Volume 2013, Article ID 750128, 16 pages
http://dx.doi.org/10.1155/2013/750128
Research Article

Effectiveness of a Theory-Driven Nutritional Education Program in Improving Calcium Intake among Older Mauritian Adults

Department of Health Sciences, Faculty of Science, University of Mauritius, Réduit, Mauritius

Received 30 August 2013; Accepted 7 October 2013

Academic Editors: M. Heer and E. Nova

Copyright © 2013 Trishnee Bhurosy and Rajesh Jeewon. This is an open access article distributed under the Creative Commons Attribution License, which permits unrestricted use, distribution, and reproduction in any medium, provided the original work is properly cited.

Abstract

Background. Low calcium intake, a risk factor of osteoporosis and subsequent fractures, has been previously reported among post-menopausal women in Mauritius. Objective. To assess the effectiveness of a theory-based educational intervention in improving the calcium intake, self-efficacy, and knowledge of older Mauritians. Methodology. The study was conducted as a pre- and post-test design which was evaluated through a baseline, immediate postintervention, and 2-month follow-up assessments. Participants were adults ( ) aged ≥40 years old from 2 urban community-based centres. The intervention group (IG) ( ) participated in 6 weekly interactive lessons based on the health belief model (HBM). The main outcome measures were calcium intake, HB scale scores, knowledge scores, and physical activity level (PAL). Anthropometric measurements were also assessed. Results. The IG significantly increased its baseline calcium intake, knowledge and self-efficacy ( ) at post-assessments. A significant decrease in waist circumference in the IG was noted ( ) after intervention. PAL significantly increased by 12.3% at post-test and by 29.6% at follow-up among intervention adults when compared to the CG ( ). Conclusion.

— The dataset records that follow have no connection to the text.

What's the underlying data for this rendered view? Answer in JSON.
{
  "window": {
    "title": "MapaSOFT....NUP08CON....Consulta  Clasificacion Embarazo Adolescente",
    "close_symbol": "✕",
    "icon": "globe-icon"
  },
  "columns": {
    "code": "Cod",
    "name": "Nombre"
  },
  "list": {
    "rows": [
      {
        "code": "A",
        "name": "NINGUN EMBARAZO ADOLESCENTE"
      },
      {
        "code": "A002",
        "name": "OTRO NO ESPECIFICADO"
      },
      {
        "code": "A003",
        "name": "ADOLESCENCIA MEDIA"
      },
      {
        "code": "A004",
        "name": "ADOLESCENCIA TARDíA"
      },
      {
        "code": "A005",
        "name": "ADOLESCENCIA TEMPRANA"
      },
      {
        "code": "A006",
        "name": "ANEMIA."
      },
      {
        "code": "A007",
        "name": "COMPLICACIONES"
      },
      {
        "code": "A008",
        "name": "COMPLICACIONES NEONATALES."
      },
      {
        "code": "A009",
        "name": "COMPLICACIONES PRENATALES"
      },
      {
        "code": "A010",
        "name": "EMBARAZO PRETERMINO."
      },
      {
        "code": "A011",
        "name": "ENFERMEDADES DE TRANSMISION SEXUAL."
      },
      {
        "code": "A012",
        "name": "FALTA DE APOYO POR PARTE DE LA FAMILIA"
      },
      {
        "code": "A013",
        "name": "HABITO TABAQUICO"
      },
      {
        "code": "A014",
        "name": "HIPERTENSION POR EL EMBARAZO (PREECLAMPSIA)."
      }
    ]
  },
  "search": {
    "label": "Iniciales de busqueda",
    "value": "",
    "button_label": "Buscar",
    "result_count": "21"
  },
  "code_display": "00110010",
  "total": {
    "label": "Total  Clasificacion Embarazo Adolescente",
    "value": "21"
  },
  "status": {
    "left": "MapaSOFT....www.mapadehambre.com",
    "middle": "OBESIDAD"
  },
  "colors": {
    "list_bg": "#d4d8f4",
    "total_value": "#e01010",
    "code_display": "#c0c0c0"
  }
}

A theory-driven educational intervention is effective in improving the dietary calcium intake, knowledge, self-efficacy, and PAL of older community-based Mauritian adults.